■ **Input for this task**
┄┄┄┄┄┄
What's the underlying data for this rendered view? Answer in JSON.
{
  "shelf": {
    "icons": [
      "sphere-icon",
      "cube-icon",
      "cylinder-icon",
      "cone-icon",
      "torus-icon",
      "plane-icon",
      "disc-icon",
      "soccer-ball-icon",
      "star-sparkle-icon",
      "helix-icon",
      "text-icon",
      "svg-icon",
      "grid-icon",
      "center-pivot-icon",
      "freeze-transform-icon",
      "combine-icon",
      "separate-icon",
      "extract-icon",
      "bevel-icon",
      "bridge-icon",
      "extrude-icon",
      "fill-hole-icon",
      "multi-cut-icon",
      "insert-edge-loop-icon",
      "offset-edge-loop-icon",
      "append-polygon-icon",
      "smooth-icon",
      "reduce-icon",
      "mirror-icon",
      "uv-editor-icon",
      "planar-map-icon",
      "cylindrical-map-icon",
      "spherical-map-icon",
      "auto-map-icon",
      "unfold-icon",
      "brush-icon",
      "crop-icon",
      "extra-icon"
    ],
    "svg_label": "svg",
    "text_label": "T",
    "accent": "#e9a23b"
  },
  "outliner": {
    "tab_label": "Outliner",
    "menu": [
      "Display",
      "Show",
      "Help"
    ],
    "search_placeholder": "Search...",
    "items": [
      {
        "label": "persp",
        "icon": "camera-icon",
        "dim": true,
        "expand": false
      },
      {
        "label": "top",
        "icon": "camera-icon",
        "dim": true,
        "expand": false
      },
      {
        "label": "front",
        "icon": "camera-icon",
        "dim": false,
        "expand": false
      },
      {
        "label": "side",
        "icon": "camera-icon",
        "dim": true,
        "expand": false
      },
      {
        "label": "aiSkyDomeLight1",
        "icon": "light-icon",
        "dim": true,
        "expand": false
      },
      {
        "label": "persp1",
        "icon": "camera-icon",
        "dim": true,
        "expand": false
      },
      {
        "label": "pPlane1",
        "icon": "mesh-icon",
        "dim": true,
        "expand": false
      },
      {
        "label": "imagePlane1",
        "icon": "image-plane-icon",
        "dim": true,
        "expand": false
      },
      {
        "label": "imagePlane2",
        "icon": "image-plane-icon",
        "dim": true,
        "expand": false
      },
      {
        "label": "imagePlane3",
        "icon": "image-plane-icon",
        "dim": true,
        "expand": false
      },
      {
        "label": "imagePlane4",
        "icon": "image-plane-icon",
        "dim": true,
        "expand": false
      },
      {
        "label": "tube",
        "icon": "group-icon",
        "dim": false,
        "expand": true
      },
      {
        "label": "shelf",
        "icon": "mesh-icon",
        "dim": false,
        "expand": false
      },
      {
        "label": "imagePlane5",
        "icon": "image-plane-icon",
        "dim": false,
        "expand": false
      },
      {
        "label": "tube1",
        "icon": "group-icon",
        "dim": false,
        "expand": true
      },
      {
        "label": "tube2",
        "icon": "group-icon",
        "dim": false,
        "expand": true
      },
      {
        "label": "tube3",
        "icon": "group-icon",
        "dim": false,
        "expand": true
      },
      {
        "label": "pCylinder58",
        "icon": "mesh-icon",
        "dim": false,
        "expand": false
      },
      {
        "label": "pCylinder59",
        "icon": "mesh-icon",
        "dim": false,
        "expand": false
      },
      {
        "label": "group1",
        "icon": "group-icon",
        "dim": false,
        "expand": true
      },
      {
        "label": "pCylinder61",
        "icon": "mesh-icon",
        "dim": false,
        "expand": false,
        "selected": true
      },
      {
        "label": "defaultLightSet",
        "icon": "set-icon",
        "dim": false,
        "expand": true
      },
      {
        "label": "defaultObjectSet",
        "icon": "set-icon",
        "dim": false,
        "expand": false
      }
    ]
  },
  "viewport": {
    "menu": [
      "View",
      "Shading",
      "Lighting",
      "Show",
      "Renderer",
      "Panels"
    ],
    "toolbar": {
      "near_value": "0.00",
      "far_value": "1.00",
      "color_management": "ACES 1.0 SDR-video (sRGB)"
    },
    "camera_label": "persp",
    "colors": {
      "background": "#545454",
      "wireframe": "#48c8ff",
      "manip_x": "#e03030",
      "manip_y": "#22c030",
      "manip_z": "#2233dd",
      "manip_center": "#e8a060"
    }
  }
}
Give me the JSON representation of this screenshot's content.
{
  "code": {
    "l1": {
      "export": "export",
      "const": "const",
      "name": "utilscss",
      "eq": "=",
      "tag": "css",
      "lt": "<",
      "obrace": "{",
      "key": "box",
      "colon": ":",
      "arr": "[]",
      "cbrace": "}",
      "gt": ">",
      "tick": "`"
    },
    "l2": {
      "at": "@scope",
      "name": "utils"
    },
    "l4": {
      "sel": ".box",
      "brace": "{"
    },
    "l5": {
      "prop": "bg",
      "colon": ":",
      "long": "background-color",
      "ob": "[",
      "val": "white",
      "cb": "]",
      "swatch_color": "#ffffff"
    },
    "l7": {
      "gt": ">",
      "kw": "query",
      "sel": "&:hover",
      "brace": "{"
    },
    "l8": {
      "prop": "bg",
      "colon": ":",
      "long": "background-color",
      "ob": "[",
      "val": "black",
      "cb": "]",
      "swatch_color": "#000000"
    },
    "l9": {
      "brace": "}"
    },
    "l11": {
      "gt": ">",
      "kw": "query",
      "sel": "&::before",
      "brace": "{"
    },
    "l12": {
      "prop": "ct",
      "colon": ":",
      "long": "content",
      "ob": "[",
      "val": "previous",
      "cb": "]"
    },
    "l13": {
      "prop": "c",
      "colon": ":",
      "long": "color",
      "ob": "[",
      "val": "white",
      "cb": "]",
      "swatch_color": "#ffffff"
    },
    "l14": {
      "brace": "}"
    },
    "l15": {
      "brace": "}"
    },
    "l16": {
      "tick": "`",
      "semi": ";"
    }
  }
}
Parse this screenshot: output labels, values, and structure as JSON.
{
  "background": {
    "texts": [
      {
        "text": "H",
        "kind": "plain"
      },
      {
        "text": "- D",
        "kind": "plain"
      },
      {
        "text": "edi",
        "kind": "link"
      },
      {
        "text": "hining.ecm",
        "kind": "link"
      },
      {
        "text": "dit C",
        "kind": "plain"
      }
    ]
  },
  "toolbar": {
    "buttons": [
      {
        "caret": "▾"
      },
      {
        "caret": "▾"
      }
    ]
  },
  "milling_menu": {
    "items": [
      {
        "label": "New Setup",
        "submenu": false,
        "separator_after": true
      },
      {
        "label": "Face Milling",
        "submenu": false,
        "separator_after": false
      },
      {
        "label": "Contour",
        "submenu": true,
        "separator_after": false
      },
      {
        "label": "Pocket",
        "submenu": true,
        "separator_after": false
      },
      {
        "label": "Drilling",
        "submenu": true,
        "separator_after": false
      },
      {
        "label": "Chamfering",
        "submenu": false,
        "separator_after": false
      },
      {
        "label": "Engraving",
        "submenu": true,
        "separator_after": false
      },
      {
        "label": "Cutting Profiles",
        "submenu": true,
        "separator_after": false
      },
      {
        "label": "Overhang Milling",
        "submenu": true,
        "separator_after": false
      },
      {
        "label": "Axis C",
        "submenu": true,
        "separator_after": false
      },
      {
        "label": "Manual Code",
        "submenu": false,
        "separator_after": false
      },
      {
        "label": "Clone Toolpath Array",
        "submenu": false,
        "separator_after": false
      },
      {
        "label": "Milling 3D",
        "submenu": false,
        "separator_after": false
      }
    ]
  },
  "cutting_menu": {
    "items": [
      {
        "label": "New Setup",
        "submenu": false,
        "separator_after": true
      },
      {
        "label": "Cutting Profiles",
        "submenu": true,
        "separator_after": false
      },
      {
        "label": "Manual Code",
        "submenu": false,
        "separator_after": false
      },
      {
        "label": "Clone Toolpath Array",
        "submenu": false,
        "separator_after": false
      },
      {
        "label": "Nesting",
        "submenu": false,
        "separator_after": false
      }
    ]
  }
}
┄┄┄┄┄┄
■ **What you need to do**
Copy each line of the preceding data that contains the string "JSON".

■ **Answer section**
What's the underlying data for this rendered view? Answer in JSON.
Give me the JSON representation of this screenshot's content.
Parse this screenshot: output labels, values, and structure as JSON.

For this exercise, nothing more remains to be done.